__Work required__: Report back every line of the entries that contains "writing", exactly as written.
=== Section Start ===
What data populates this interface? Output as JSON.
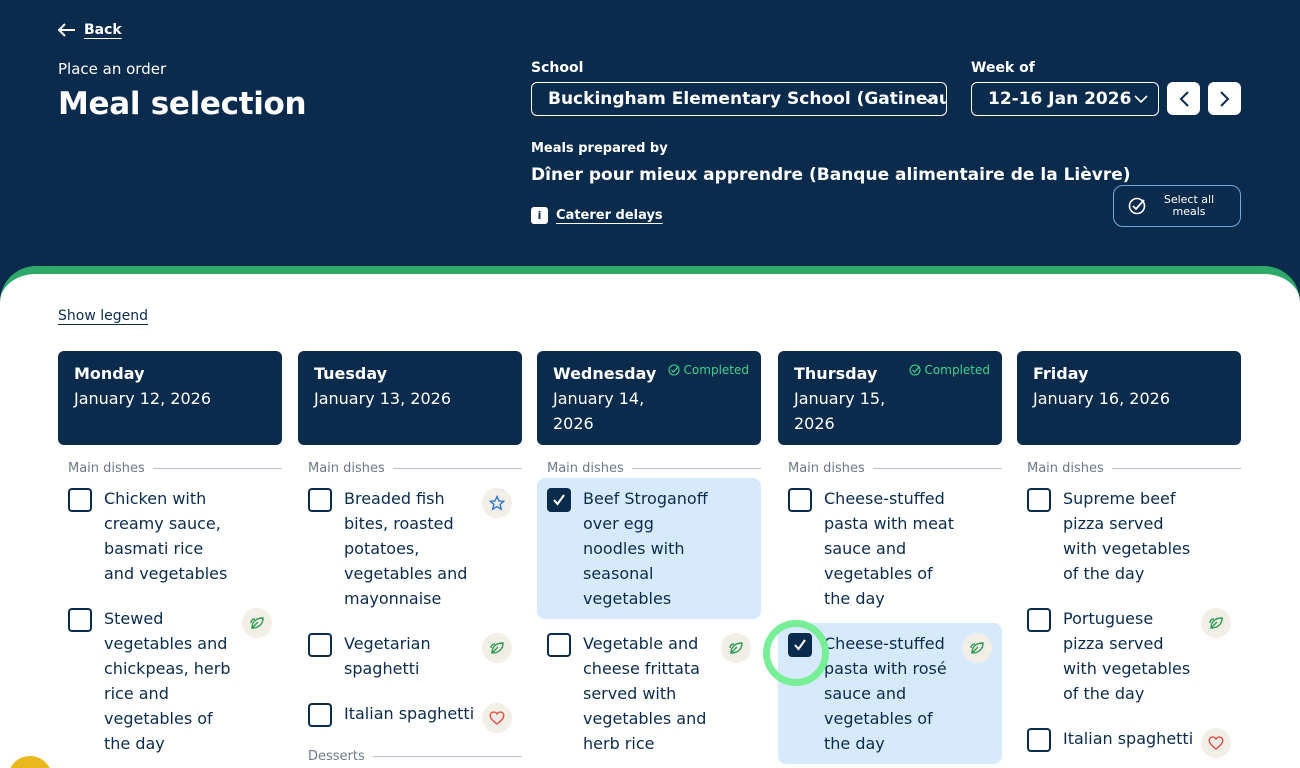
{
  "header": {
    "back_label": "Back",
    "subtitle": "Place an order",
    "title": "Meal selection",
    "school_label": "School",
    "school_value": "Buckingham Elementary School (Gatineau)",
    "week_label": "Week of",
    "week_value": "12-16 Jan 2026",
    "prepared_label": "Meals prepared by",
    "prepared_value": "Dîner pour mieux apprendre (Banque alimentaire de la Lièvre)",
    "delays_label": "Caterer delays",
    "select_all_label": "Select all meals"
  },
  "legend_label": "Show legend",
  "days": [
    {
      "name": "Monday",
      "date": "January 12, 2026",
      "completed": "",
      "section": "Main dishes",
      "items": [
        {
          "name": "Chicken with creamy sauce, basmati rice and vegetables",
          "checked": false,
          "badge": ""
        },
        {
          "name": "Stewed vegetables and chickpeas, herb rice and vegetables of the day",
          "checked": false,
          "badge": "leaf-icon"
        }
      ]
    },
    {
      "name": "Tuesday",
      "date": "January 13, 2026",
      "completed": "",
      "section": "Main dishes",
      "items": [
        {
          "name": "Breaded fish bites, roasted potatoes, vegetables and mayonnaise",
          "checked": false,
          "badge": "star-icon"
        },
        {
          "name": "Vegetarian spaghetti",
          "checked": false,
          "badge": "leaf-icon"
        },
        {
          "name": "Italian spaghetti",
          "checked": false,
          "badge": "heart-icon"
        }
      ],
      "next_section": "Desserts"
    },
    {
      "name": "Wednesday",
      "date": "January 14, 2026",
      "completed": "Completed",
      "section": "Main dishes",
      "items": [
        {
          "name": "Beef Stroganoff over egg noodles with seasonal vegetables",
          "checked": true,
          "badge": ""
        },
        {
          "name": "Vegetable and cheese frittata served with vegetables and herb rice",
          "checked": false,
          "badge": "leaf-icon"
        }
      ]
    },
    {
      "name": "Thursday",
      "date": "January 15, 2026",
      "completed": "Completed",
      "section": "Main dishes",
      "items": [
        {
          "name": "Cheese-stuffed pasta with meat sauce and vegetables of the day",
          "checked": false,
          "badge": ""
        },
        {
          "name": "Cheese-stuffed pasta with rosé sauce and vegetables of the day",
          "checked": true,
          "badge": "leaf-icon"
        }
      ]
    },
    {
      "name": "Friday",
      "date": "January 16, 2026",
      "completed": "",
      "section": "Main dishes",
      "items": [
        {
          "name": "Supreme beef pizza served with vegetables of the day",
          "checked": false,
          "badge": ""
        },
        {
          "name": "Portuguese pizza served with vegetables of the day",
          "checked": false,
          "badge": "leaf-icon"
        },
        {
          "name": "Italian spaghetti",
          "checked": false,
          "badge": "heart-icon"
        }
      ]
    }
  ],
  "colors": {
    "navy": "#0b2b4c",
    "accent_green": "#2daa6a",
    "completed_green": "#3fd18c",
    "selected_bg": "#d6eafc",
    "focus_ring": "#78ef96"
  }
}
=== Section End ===
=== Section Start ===
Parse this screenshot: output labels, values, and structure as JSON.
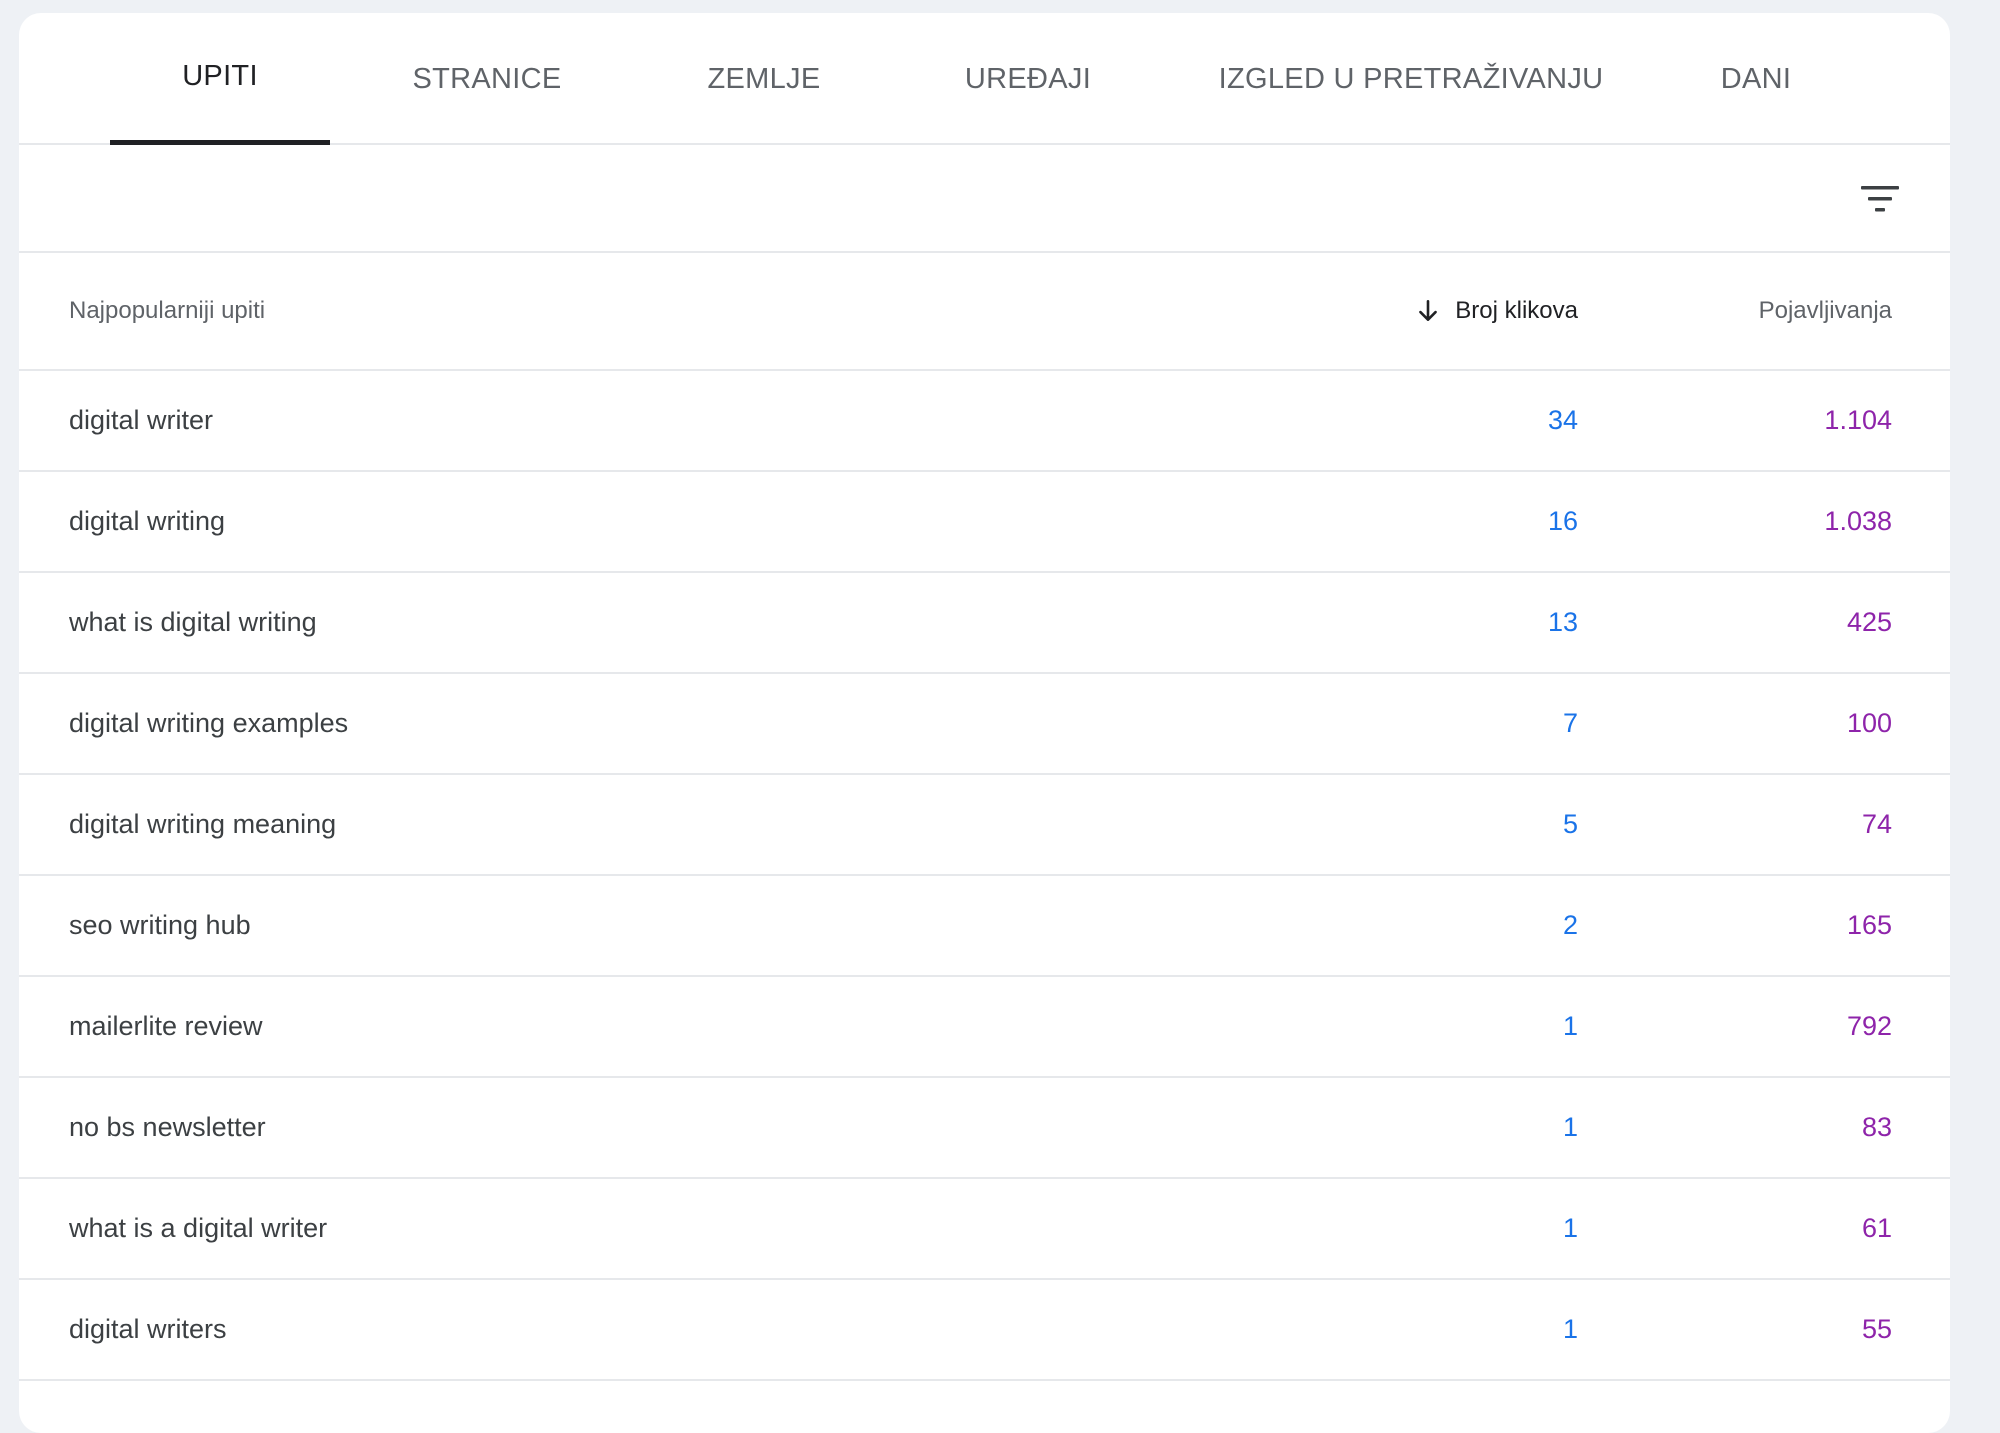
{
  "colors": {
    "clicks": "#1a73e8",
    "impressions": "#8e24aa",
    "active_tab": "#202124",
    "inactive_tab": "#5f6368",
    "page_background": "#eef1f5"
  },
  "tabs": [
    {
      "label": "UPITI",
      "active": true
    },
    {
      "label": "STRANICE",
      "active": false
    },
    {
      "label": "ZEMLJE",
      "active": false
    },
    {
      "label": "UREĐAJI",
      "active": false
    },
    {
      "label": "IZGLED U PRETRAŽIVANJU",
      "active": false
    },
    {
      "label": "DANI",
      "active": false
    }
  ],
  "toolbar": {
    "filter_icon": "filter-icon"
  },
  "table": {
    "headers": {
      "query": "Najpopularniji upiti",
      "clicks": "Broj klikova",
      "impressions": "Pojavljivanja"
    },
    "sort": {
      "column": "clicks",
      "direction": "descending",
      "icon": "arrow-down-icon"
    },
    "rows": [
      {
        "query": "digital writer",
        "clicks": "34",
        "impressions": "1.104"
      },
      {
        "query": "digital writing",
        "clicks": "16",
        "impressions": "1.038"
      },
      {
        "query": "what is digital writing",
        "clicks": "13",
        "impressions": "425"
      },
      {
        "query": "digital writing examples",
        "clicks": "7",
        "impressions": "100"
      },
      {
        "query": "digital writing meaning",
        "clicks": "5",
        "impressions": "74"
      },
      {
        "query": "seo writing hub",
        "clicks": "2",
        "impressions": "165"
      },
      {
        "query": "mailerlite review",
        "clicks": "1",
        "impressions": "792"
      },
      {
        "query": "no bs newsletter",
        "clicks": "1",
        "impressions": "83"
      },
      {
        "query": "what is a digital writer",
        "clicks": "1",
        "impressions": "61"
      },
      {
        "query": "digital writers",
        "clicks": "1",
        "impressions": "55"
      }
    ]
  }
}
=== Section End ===
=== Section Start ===
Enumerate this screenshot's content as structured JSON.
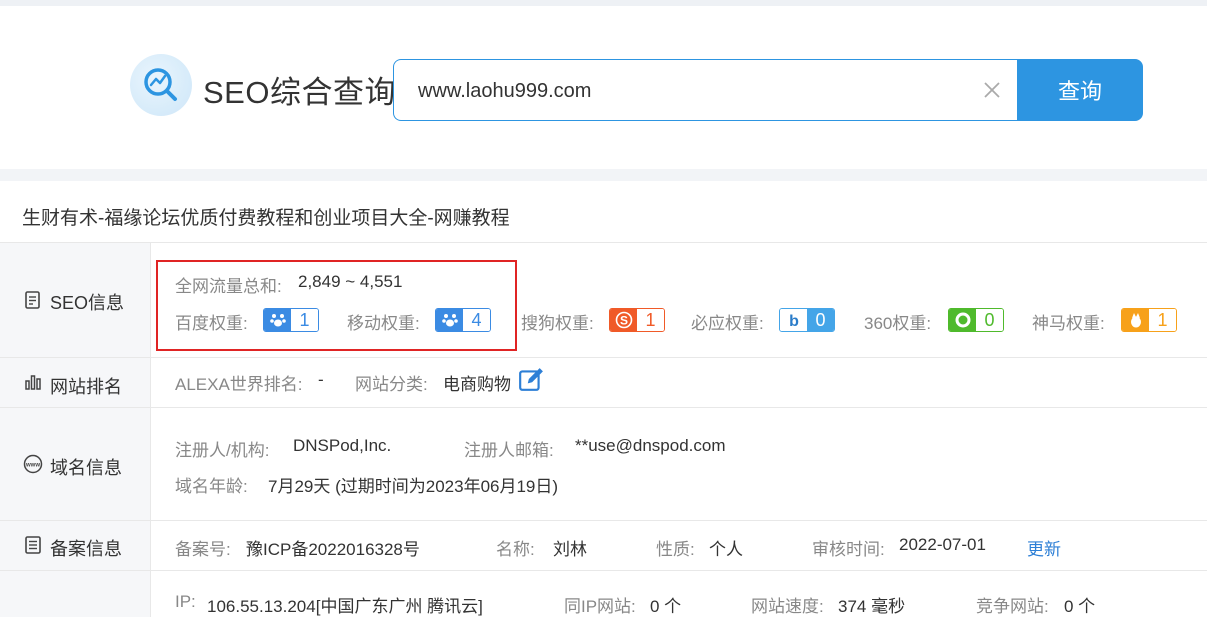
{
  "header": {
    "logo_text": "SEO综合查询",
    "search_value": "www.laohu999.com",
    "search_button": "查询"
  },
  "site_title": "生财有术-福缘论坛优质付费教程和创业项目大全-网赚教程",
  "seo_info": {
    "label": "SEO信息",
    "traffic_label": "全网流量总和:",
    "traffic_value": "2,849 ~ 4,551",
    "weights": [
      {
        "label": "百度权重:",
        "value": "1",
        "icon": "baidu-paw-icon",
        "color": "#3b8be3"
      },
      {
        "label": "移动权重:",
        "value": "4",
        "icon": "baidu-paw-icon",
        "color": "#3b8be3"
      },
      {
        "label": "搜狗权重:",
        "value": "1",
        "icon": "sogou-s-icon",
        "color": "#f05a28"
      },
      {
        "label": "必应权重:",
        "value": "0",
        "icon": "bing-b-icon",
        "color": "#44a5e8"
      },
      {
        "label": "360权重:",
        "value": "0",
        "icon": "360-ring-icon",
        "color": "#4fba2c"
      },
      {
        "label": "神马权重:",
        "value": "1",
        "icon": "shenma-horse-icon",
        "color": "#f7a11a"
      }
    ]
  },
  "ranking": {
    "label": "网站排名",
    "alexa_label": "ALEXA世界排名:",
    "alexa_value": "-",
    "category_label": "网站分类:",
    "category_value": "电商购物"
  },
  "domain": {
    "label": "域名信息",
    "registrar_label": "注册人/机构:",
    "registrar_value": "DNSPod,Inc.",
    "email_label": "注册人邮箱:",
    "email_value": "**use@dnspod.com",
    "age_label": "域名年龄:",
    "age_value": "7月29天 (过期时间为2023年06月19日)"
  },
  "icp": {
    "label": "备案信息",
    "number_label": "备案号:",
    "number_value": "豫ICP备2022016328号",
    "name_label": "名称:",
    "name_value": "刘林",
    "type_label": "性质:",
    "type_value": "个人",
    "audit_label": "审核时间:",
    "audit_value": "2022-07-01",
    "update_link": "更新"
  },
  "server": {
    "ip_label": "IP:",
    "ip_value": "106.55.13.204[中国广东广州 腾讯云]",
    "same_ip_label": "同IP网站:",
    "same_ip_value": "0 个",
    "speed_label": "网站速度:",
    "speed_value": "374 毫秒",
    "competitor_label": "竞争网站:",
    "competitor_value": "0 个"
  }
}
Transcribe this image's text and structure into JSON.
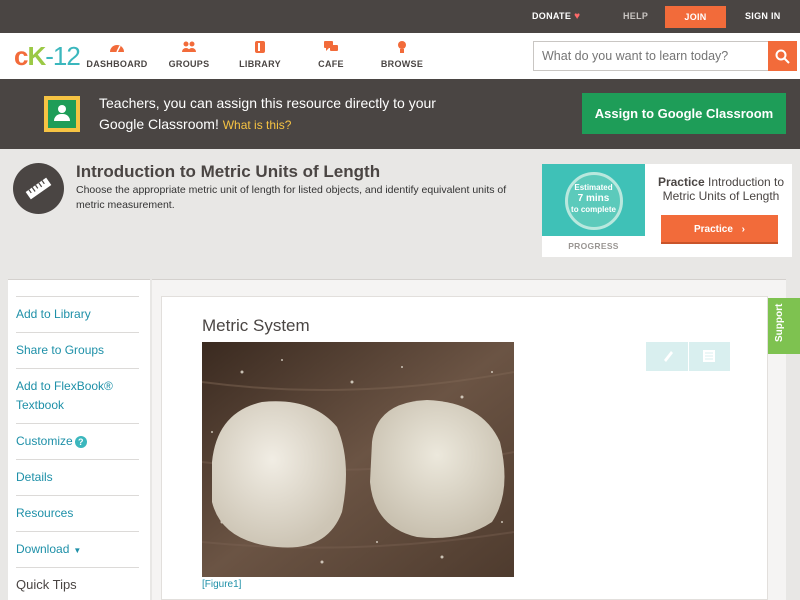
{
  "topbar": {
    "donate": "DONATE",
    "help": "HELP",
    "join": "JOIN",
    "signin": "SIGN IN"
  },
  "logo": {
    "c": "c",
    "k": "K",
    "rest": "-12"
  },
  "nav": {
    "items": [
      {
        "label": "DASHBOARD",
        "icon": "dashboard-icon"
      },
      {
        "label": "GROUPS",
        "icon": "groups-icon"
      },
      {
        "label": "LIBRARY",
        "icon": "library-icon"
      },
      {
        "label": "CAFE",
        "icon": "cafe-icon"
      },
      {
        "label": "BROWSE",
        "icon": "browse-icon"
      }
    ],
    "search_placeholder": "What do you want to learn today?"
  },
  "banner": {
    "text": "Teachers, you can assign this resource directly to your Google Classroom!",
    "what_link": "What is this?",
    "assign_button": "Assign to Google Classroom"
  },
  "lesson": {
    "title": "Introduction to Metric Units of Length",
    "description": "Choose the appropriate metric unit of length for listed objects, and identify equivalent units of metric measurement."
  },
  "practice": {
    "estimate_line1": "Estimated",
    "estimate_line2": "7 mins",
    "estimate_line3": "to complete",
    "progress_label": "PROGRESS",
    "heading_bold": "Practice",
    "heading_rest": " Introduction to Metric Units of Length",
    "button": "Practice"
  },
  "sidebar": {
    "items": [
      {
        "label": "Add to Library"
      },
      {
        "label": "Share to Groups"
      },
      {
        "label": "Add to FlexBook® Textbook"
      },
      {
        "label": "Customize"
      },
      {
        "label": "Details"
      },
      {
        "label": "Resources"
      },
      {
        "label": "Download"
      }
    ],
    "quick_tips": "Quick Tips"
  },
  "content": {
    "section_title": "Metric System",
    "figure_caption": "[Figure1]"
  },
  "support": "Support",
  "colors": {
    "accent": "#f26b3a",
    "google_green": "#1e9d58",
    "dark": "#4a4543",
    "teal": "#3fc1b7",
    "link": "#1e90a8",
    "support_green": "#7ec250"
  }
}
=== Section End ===
__Output below__:
        "query": "digital writing",
        "query": "what is digital writing",
        "query": "digital writing examples",
        "query": "digital writing meaning",
        "query": "seo writing hub",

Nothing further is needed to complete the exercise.